Retrieve each line that contains the word "game" from the entries below.
* * *
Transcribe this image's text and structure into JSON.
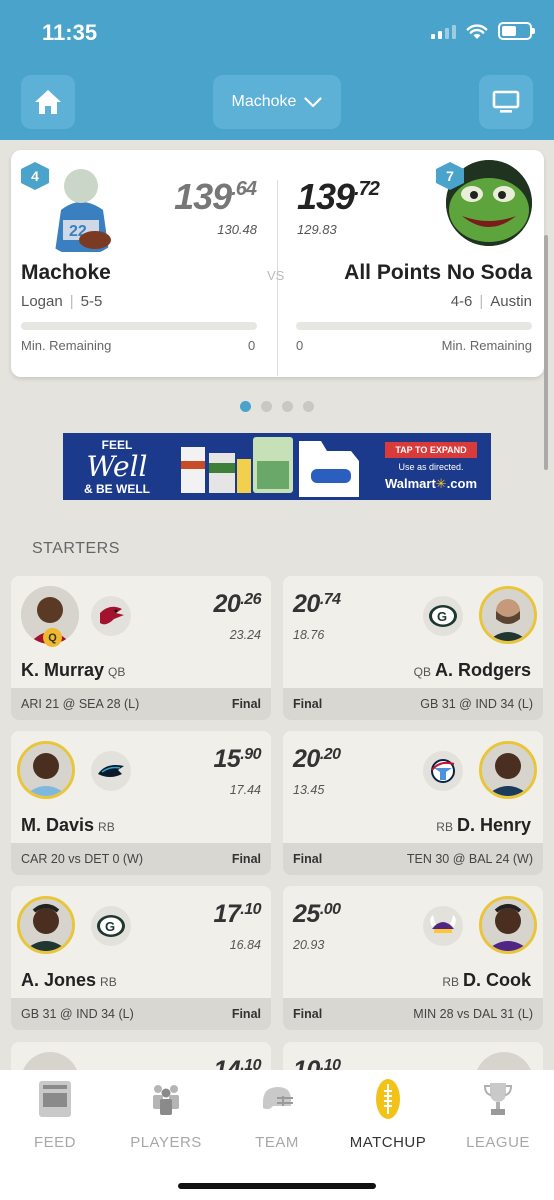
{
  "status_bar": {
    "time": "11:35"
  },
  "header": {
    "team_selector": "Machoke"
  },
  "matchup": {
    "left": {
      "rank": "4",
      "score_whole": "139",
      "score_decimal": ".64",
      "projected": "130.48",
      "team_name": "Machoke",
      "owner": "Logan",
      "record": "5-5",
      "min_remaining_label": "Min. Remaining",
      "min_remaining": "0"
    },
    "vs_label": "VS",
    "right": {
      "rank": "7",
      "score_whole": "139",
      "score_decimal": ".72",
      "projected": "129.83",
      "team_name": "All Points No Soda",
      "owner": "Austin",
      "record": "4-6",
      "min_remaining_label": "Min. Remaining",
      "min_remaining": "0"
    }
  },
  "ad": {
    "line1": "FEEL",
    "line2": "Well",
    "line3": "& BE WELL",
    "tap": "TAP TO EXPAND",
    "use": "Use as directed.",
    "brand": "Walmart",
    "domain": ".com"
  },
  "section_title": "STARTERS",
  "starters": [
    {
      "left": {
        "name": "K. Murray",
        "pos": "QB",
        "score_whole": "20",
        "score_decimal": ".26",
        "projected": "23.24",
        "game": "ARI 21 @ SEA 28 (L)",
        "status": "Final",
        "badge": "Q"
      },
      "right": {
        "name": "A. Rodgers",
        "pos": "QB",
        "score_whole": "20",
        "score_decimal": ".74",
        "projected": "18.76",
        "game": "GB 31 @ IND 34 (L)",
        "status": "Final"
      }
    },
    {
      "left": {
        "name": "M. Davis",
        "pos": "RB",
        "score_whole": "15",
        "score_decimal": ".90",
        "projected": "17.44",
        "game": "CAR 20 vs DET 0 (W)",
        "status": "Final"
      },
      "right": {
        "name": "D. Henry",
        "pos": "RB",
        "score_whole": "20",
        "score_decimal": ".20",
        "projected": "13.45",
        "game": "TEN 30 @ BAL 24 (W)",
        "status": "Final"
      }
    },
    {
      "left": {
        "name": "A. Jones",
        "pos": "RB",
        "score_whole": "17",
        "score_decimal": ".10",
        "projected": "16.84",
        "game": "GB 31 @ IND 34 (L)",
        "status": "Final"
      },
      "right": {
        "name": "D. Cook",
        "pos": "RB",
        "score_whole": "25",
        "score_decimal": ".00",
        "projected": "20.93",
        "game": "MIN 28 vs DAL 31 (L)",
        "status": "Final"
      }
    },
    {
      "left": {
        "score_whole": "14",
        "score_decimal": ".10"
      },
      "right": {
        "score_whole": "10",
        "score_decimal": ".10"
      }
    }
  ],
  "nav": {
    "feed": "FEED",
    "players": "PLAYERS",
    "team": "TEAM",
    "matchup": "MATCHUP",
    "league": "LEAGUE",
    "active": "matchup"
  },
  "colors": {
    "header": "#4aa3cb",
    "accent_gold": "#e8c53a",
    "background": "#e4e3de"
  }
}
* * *
• Expected answer:
        "game": "ARI 21 @ SEA 28 (L)",
        "game": "GB 31 @ IND 34 (L)",
        "game": "CAR 20 vs DET 0 (W)",
        "game": "TEN 30 @ BAL 24 (W)",
        "game": "GB 31 @ IND 34 (L)",
        "game": "MIN 28 vs DAL 31 (L)",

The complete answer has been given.